A SHIP WITHOUT CLASS: Classification in most countries is still not a legal requirement, but one can hardly think of a ship without being classed. SOLAS74 (as amended) Part A-1 Regulation 3-1 now requires ships to be designed, constructed and maintained in compliance with structural, mechanical and electrical requirements of a recognised classification society. No financial institution will ever finance purchase of a ship that is not classed with one of the societies. A ship without ‘class’ can neither be insured nor mortgaged. It will be even more difficult to find crew willing to sail on a ship which is not classed. Nobody will risk giving cargo on such a ship and the ship will hardly have any value in charter or sale market. Yes, classification is virtually a must.

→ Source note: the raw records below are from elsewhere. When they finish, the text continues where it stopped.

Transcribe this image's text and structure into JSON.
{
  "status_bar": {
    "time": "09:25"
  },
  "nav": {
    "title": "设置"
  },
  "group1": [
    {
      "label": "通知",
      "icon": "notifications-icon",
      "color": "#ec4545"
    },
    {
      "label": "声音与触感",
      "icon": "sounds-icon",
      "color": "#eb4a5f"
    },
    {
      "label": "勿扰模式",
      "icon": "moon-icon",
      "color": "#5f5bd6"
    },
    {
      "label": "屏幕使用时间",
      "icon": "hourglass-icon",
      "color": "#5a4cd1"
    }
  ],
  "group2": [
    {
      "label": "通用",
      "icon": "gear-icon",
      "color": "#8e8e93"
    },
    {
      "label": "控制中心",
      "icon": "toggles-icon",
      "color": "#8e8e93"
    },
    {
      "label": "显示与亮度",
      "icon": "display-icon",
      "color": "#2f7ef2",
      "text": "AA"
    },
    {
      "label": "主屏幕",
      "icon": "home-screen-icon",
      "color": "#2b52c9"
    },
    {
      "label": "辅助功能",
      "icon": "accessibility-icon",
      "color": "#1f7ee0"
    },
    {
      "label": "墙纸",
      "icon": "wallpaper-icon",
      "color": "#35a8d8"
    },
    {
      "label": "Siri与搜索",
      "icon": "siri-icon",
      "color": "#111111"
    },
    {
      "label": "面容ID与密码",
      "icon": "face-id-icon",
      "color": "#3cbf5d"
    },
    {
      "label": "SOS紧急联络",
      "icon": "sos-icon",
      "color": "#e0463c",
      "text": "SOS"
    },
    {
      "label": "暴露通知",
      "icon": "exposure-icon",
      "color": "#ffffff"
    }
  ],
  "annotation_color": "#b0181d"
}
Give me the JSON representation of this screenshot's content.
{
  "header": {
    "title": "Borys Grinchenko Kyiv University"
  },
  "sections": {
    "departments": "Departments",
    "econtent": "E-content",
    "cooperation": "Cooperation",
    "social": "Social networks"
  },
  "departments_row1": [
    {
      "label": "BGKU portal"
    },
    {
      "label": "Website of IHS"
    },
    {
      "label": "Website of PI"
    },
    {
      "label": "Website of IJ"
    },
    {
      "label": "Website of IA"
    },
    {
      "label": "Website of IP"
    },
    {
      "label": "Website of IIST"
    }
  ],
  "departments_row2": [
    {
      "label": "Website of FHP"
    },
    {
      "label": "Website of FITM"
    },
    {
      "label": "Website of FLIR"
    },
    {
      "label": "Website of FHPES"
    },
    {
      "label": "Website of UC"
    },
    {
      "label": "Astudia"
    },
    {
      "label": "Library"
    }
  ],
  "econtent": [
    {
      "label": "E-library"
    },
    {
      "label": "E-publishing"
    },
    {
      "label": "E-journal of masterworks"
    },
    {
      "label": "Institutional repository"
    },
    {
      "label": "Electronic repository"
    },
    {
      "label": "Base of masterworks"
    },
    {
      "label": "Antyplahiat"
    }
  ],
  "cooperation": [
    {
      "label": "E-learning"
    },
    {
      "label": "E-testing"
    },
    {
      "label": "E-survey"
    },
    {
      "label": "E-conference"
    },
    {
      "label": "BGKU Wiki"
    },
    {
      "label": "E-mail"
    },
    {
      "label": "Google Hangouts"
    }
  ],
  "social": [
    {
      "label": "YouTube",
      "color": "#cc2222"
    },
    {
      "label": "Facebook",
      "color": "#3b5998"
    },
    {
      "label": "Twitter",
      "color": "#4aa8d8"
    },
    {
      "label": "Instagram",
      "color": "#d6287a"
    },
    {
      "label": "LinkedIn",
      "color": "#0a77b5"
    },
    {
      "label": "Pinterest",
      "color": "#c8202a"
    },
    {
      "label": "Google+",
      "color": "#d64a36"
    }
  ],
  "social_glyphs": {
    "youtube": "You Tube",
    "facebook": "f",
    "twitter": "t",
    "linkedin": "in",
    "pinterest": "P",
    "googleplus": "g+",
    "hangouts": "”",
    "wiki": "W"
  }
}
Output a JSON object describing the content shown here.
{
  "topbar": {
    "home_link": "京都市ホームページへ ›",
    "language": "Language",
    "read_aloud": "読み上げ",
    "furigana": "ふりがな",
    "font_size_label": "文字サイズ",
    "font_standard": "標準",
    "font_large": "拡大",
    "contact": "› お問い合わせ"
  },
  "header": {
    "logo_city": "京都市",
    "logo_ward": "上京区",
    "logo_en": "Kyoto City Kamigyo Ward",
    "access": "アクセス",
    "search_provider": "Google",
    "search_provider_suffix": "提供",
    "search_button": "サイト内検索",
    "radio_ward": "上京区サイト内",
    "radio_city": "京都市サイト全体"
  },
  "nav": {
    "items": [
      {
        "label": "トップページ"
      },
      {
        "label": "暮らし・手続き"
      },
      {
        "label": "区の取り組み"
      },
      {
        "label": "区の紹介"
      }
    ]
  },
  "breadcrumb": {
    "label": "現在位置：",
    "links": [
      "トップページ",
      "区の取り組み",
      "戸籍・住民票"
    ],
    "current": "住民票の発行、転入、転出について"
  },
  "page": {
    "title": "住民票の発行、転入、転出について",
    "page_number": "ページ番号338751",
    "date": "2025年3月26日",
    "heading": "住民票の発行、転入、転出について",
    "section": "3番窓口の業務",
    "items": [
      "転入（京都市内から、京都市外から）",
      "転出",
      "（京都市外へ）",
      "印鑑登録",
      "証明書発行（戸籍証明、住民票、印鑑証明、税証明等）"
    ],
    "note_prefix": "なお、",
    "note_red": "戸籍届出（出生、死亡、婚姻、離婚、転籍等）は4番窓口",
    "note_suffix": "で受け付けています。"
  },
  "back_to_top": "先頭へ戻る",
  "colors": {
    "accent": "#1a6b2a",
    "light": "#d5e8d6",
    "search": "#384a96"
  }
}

CERTAIN LIMITATIONS: A classification society is an almost non-profit making organisation. Yet, it has to sell its services to the extent that it can earn enough to support its existence and carry on with at least some research and development work. A ship-owner calls for the surveyor and pays for his services. There is no scope for voluntary services without payment. In the interest of its own business, the classification society would not like to take up the role of a policeman. These are some of the reasons why a Classification Society can neither do the unscheduled inspection (the role of Flag State Administration) nor the Port State Control (checking safety standard of the visiting foreign ships by the Port State Administration). However, once the Society is informed of deficiency of one of its classed vessels, it will probably put the vessel ‘off class’ if such deficiency affects the safety and the sea-worthiness. For obvious reasons a Classification Society would not get into inquiry/ investigation that would involve the conduct of the owners/ managers/ master and crew. Classification Societies would not normally like to displease its clients. The Classification Society cannot play any role in respect of STCW Convention except issue of ISO certificate to training institute. Training and certification of seafarers, issue of SMD and Flag State Endorsement are for the Administration to do.
IACS: The major classification societies have formed an organisation of their own known as the International Association of Classification Societies (IACS). The purpose is to maintain a common approach towards safety standards. The Association attends the IMO meetings as ‘observer’ and makes valuable contributions with its research and findings.